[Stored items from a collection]
========================================================================
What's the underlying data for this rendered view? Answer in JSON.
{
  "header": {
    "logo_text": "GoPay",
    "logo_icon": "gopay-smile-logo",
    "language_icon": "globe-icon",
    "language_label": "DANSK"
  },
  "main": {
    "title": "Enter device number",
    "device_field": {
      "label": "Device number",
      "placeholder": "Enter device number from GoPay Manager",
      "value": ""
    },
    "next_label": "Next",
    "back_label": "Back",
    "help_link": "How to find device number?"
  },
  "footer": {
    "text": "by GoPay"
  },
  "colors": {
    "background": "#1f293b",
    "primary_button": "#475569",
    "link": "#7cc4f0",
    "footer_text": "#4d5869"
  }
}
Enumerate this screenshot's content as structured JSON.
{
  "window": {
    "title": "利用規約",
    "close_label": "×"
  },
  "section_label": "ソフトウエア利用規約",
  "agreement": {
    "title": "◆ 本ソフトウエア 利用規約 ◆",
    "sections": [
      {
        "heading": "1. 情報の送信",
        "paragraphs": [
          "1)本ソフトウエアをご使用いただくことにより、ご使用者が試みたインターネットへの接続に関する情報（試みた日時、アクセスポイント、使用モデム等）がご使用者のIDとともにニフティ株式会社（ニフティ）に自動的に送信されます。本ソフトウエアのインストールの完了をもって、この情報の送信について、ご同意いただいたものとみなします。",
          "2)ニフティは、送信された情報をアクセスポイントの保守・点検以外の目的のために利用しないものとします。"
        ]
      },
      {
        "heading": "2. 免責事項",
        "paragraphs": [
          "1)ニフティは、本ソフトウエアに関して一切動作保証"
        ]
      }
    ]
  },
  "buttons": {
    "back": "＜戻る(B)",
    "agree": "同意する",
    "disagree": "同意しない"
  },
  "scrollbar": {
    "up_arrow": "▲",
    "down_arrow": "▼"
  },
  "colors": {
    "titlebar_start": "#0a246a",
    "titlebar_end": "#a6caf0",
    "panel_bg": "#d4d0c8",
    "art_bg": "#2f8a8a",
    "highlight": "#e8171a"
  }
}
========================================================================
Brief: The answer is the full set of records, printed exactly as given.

Completed task:
What's the underlying data for this rendered view? Answer in JSON.
{
  "header": {
    "logo_text": "GoPay",
    "logo_icon": "gopay-smile-logo",
    "language_icon": "globe-icon",
    "language_label": "DANSK"
  },
  "main": {
    "title": "Enter device number",
    "device_field": {
      "label": "Device number",
      "placeholder": "Enter device number from GoPay Manager",
      "value": ""
    },
    "next_label": "Next",
    "back_label": "Back",
    "help_link": "How to find device number?"
  },
  "footer": {
    "text": "by GoPay"
  },
  "colors": {
    "background": "#1f293b",
    "primary_button": "#475569",
    "link": "#7cc4f0",
    "footer_text": "#4d5869"
  }
}
Enumerate this screenshot's content as structured JSON.
{
  "window": {
    "title": "利用規約",
    "close_label": "×"
  },
  "section_label": "ソフトウエア利用規約",
  "agreement": {
    "title": "◆ 本ソフトウエア 利用規約 ◆",
    "sections": [
      {
        "heading": "1. 情報の送信",
        "paragraphs": [
          "1)本ソフトウエアをご使用いただくことにより、ご使用者が試みたインターネットへの接続に関する情報（試みた日時、アクセスポイント、使用モデム等）がご使用者のIDとともにニフティ株式会社（ニフティ）に自動的に送信されます。本ソフトウエアのインストールの完了をもって、この情報の送信について、ご同意いただいたものとみなします。",
          "2)ニフティは、送信された情報をアクセスポイントの保守・点検以外の目的のために利用しないものとします。"
        ]
      },
      {
        "heading": "2. 免責事項",
        "paragraphs": [
          "1)ニフティは、本ソフトウエアに関して一切動作保証"
        ]
      }
    ]
  },
  "buttons": {
    "back": "＜戻る(B)",
    "agree": "同意する",
    "disagree": "同意しない"
  },
  "scrollbar": {
    "up_arrow": "▲",
    "down_arrow": "▼"
  },
  "colors": {
    "titlebar_start": "#0a246a",
    "titlebar_end": "#a6caf0",
    "panel_bg": "#d4d0c8",
    "art_bg": "#2f8a8a",
    "highlight": "#e8171a"
  }
}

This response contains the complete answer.